deadly supposition

 

And the commandment, which was to bring life, I found to bring death.  Romans 7:10

 

Often in our Bible translations passages appear which contain words that were added by the translators. In the King James Version the added words are in italics. The words were added to make the Scripture clear to the reader.

 

Romans 7:10 is one of those passages that needed some words added. The words “which was” were added in Romans 7:10 in the King James Version and several other translations. That makes the passage say that one receives life through the law. However, Paul writes in Galatians 3:21:

 

… if there had been a law given which could have given life, truly righteousness would have been by the law.

 

Paul clearly did not believe that spiritual life and righteousness came by obeying the law.

 

The thought of Paul, in Romans 7:10, is “And the commandment which I supposed was to bring life, I found to bring death.”

 

The addition of the words, which I supposed was, brings the passage into harmony with Galatians 3:21 and with the larger passage in which it is found.
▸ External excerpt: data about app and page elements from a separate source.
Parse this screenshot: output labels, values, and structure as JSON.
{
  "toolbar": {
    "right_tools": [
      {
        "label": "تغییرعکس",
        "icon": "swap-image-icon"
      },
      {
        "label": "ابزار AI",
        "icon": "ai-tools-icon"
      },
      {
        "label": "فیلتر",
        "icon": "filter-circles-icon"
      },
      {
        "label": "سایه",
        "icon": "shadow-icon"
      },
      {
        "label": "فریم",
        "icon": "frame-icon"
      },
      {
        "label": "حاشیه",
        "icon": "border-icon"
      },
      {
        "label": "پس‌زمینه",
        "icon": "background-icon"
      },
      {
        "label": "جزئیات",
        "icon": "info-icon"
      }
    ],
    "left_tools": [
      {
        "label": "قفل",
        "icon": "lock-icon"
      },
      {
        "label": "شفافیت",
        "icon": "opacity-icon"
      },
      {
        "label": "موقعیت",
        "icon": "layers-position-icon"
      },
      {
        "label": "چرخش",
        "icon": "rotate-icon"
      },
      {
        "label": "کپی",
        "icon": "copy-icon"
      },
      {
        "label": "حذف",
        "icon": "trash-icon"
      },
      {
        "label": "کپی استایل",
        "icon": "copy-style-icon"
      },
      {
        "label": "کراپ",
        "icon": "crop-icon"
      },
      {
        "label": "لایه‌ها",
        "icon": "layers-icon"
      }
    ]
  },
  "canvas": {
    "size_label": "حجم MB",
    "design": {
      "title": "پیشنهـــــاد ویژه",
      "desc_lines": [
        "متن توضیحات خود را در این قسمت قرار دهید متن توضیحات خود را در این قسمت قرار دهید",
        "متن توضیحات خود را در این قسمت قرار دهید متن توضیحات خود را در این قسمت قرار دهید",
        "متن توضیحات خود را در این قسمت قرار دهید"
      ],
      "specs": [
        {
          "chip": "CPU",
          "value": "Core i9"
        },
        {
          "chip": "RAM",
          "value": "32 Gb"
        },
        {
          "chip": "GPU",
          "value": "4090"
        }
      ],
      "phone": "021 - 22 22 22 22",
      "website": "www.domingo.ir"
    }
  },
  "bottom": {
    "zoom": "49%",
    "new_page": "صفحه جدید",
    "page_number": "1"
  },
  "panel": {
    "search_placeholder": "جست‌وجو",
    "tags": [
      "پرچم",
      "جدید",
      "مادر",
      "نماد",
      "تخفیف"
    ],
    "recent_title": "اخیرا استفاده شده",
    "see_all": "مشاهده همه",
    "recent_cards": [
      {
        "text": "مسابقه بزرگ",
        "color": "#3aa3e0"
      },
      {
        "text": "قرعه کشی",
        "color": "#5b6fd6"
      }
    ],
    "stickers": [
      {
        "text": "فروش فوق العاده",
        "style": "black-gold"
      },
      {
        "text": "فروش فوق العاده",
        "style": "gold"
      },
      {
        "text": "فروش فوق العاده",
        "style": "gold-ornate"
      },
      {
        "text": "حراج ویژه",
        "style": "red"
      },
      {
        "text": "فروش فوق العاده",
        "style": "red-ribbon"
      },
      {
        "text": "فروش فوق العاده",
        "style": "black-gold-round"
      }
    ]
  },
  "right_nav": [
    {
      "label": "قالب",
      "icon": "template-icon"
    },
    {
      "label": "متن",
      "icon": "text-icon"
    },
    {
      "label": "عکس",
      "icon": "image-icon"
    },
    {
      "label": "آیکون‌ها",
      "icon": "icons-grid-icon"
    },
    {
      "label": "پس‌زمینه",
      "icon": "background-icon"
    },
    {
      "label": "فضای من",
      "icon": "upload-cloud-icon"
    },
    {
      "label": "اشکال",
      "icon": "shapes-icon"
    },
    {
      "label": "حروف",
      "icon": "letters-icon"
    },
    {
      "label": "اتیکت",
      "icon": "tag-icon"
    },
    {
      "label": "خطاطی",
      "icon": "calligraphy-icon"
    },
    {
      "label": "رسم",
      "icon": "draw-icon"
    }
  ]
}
Let’s read what Paul wrote in Romans 7:11:

 

For sin, taking occasion by the commandment, deceived me, and by it killed me.

 

The law not to covet activated Paul’s sin nature which resulted in a state of moral and spiritual failure that he called “death.” 

           

Those who witness to unsaved people know that most of the people they talk with believe that salvation is something they deserve.

 

Unfortunately, many Christians also suppose that their acceptance by God is the result of obeying the Bible in their own strength. However, the result is always “death.”—moral and spiritual failure because attempting to serve God in one’s own strength activates their sin nature.

 

After the experience Paul referred to in Romans 7:10-11, he realized his need was to experience his crucifixion, burial and resurrection.